The author discusses the changes that he has seen in younger Native generations. He hopes that today’s young people are the Seventh Generation since the military suppression of the tribes that were foretold as the generation who will live up the tribes again. He is hopeful because of the resurgence of tribal language speakers and young people proud of their history.
The author died before publication of the book so it was bittersweet to read about the wonderful things that he wanted to live to see this generation accomplish. Although it discusses a lot of dark history, at the end this is a hopeful book. It is a testament to the people of Pine Ridge and one enduring friendship that started there.
Reading this book contributed to these challenges:
Since childhood, Anita Hemmings has longed to attend the country’s most exclusive school for women, Vassar College. Now, a bright, beautiful senior in the class of 1897, she is hiding a secret that would have banned her from admission: Anita is the only African-American student ever to attend Vassar. With her olive complexion and dark hair, this daughter of a janitor and descendant of slaves has successfully passed as white, but now finds herself rooming with Louise “Lottie” Taylor, the scion of one of New York’s most prominent families.
Though Anita has kept herself at a distance from her classmates, Lottie’s sphere of influence is inescapable, her energy irresistible, and the two become fast friends. Pulled into her elite world, Anita learns what it’s like to be treated as a wealthy, educated white woman—the person everyone believes her to be—and even finds herself in a heady romance with a moneyed Harvard student. It’s only when Lottie becomes infatuated with Anita’s brother, Frederick, whose skin is almost as light as his sister’s, that the situation becomes particularly perilous. And as Anita’s college graduation looms, those closest to her will be the ones to dangerously threaten her secret.
I loved this story of a woman trying to get an education at Vassar before they accepted African-American students. Her life is compared and contrasted to the life of her brother who was enrolled as a Negro student at newly desegregated MIT. Where he is able to live relatively freely because the racists just ignored and/or avoided him, her attempts to keep from drawing attention to herself were thwarted by a roommate who is determined to be best friends. Lottie drags Anita into a high class social life and introduces her to people who she knows wouldn’t talk to her if they knew she was black.
The book addresses the pain of having to cut family members out of your life if you are passing.
The author did a good job of incorporating the views of many different types of people – black people who saw this as a practical way to get an education, black people who wanted her to be a vocal proponent for civil rights, white people both for and against desegregation, and white people who were against bigotry until events touched their lives.

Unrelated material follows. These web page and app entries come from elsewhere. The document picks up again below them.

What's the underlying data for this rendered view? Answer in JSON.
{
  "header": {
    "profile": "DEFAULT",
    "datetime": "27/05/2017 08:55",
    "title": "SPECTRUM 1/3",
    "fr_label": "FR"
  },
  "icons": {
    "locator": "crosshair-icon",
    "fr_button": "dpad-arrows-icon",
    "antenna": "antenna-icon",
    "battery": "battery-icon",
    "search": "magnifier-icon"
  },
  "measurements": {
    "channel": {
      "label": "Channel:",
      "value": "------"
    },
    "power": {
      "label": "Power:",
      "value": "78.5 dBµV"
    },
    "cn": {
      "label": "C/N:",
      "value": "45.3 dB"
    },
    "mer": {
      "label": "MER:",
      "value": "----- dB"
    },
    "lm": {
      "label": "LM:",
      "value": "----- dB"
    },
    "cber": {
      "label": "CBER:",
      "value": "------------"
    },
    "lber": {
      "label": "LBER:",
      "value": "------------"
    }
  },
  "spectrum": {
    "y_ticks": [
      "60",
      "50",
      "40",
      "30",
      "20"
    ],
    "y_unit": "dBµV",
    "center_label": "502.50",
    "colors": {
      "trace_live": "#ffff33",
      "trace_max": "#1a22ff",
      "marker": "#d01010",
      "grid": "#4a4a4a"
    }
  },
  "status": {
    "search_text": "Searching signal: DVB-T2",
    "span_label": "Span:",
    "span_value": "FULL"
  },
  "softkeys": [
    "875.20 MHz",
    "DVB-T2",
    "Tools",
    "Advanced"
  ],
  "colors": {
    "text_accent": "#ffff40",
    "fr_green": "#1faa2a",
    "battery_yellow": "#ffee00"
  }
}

What I found most remarkable about this story is that it is based on real events. I wasn’t surprised by a woman passing as white to attend a segregated college but I was surprised about some of the details that seemed a bit over the top that turned out to be based in reality. I can’t discuss it all because of spoilers but make sure to read the historical note at the end.
“Between the eighteenth and mid-twentieth centuries, countless African Americans passed as white, leaving behind families and friends, roots and community. It was, as Allyson Hobbs writes, a chosen exile, a separation from one racial identity and the leap into another. This revelatory history of passing explores the possibilities and challenges that racial indeterminacy presented to men and women living in a country obsessed with racial distinctions. It also tells a tale of loss.”
Reading this book contributed to these challenges: